What is required =>
Write out the full listing again, exactly as it stands.

Record extracts =>
⁂

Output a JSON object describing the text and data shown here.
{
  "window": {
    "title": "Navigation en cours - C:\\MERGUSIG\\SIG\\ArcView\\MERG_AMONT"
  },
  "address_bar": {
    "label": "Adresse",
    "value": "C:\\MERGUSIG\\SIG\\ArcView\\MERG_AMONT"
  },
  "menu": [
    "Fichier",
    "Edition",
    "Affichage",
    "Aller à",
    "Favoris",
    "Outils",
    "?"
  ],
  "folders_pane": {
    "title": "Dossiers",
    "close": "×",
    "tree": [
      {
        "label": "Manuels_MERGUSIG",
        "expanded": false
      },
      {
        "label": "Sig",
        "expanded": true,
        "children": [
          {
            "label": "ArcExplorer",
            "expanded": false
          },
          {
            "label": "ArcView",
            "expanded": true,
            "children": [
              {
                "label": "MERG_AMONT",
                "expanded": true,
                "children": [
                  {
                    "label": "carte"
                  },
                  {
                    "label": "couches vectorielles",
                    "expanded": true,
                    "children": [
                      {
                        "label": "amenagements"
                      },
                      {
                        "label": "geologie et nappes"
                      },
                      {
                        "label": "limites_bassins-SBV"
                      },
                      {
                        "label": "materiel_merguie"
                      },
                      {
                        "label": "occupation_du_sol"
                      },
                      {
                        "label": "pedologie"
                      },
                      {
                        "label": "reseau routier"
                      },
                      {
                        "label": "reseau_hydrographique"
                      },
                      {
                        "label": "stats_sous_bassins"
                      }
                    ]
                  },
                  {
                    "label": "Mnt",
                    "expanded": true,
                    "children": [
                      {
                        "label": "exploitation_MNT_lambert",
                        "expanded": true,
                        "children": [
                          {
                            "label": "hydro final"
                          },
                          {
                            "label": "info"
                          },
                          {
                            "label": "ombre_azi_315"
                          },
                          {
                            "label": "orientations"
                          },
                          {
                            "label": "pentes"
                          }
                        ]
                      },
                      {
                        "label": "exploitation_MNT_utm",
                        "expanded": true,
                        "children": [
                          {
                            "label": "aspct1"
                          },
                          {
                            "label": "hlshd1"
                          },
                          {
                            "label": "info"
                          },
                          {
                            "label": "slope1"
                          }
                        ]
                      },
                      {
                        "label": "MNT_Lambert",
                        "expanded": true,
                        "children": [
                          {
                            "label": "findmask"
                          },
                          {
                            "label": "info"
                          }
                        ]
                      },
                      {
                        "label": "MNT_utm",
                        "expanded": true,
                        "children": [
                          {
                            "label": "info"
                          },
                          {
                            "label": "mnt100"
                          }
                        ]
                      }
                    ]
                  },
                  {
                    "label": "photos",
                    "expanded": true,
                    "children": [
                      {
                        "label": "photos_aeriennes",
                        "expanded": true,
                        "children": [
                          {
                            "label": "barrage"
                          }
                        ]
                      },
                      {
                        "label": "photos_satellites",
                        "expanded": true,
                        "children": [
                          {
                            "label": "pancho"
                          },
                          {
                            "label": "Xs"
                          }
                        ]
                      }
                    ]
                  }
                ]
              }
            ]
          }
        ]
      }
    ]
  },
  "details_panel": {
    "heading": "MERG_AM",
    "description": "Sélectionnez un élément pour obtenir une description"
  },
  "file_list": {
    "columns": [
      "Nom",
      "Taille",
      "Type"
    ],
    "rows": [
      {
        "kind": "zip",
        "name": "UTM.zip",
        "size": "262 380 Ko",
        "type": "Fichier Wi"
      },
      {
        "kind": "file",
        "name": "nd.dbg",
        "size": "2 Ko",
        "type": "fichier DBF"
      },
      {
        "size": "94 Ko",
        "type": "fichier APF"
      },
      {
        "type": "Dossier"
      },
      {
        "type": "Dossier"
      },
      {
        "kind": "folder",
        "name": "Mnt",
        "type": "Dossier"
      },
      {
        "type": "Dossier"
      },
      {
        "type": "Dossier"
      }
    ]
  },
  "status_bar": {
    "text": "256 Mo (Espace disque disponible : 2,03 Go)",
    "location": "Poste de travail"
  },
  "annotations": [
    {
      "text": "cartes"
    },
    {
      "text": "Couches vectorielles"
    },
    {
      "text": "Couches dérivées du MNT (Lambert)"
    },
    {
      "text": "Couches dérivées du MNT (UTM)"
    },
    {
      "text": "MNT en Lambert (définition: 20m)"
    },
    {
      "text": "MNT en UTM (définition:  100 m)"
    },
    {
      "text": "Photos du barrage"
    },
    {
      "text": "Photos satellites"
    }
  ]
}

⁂

Response area =>
Output a JSON object describing the text and data shown here.
{
  "window": {
    "title": "Navigation en cours - C:\\MERGUSIG\\SIG\\ArcView\\MERG_AMONT"
  },
  "address_bar": {
    "label": "Adresse",
    "value": "C:\\MERGUSIG\\SIG\\ArcView\\MERG_AMONT"
  },
  "menu": [
    "Fichier",
    "Edition",
    "Affichage",
    "Aller à",
    "Favoris",
    "Outils",
    "?"
  ],
  "folders_pane": {
    "title": "Dossiers",
    "close": "×",
    "tree": [
      {
        "label": "Manuels_MERGUSIG",
        "expanded": false
      },
      {
        "label": "Sig",
        "expanded": true,
        "children": [
          {
            "label": "ArcExplorer",
            "expanded": false
          },
          {
            "label": "ArcView",
            "expanded": true,
            "children": [
              {
                "label": "MERG_AMONT",
                "expanded": true,
                "children": [
                  {
                    "label": "carte"
                  },
                  {
                    "label": "couches vectorielles",
                    "expanded": true,
                    "children": [
                      {
                        "label": "amenagements"
                      },
                      {
                        "label": "geologie et nappes"
                      },
                      {
                        "label": "limites_bassins-SBV"
                      },
                      {
                        "label": "materiel_merguie"
                      },
                      {
                        "label": "occupation_du_sol"
                      },
                      {
                        "label": "pedologie"
                      },
                      {
                        "label": "reseau routier"
                      },
                      {
                        "label": "reseau_hydrographique"
                      },
                      {
                        "label": "stats_sous_bassins"
                      }
                    ]
                  },
                  {
                    "label": "Mnt",
                    "expanded": true,
                    "children": [
                      {
                        "label": "exploitation_MNT_lambert",
                        "expanded": true,
                        "children": [
                          {
                            "label": "hydro final"
                          },
                          {
                            "label": "info"
                          },
                          {
                            "label": "ombre_azi_315"
                          },
                          {
                            "label": "orientations"
                          },
                          {
                            "label": "pentes"
                          }
                        ]
                      },
                      {
                        "label": "exploitation_MNT_utm",
                        "expanded": true,
                        "children": [
                          {
                            "label": "aspct1"
                          },
                          {
                            "label": "hlshd1"
                          },
                          {
                            "label": "info"
                          },
                          {
                            "label": "slope1"
                          }
                        ]
                      },
                      {
                        "label": "MNT_Lambert",
                        "expanded": true,
                        "children": [
                          {
                            "label": "findmask"
                          },
                          {
                            "label": "info"
                          }
                        ]
                      },
                      {
                        "label": "MNT_utm",
                        "expanded": true,
                        "children": [
                          {
                            "label": "info"
                          },
                          {
                            "label": "mnt100"
                          }
                        ]
                      }
                    ]
                  },
                  {
                    "label": "photos",
                    "expanded": true,
                    "children": [
                      {
                        "label": "photos_aeriennes",
                        "expanded": true,
                        "children": [
                          {
                            "label": "barrage"
                          }
                        ]
                      },
                      {
                        "label": "photos_satellites",
                        "expanded": true,
                        "children": [
                          {
                            "label": "pancho"
                          },
                          {
                            "label": "Xs"
                          }
                        ]
                      }
                    ]
                  }
                ]
              }
            ]
          }
        ]
      }
    ]
  },
  "details_panel": {
    "heading": "MERG_AM",
    "description": "Sélectionnez un élément pour obtenir une description"
  },
  "file_list": {
    "columns": [
      "Nom",
      "Taille",
      "Type"
    ],
    "rows": [
      {
        "kind": "zip",
        "name": "UTM.zip",
        "size": "262 380 Ko",
        "type": "Fichier Wi"
      },
      {
        "kind": "file",
        "name": "nd.dbg",
        "size": "2 Ko",
        "type": "fichier DBF"
      },
      {
        "size": "94 Ko",
        "type": "fichier APF"
      },
      {
        "type": "Dossier"
      },
      {
        "type": "Dossier"
      },
      {
        "kind": "folder",
        "name": "Mnt",
        "type": "Dossier"
      },
      {
        "type": "Dossier"
      },
      {
        "type": "Dossier"
      }
    ]
  },
  "status_bar": {
    "text": "256 Mo (Espace disque disponible : 2,03 Go)",
    "location": "Poste de travail"
  },
  "annotations": [
    {
      "text": "cartes"
    },
    {
      "text": "Couches vectorielles"
    },
    {
      "text": "Couches dérivées du MNT (Lambert)"
    },
    {
      "text": "Couches dérivées du MNT (UTM)"
    },
    {
      "text": "MNT en Lambert (définition: 20m)"
    },
    {
      "text": "MNT en UTM (définition:  100 m)"
    },
    {
      "text": "Photos du barrage"
    },
    {
      "text": "Photos satellites"
    }
  ]
}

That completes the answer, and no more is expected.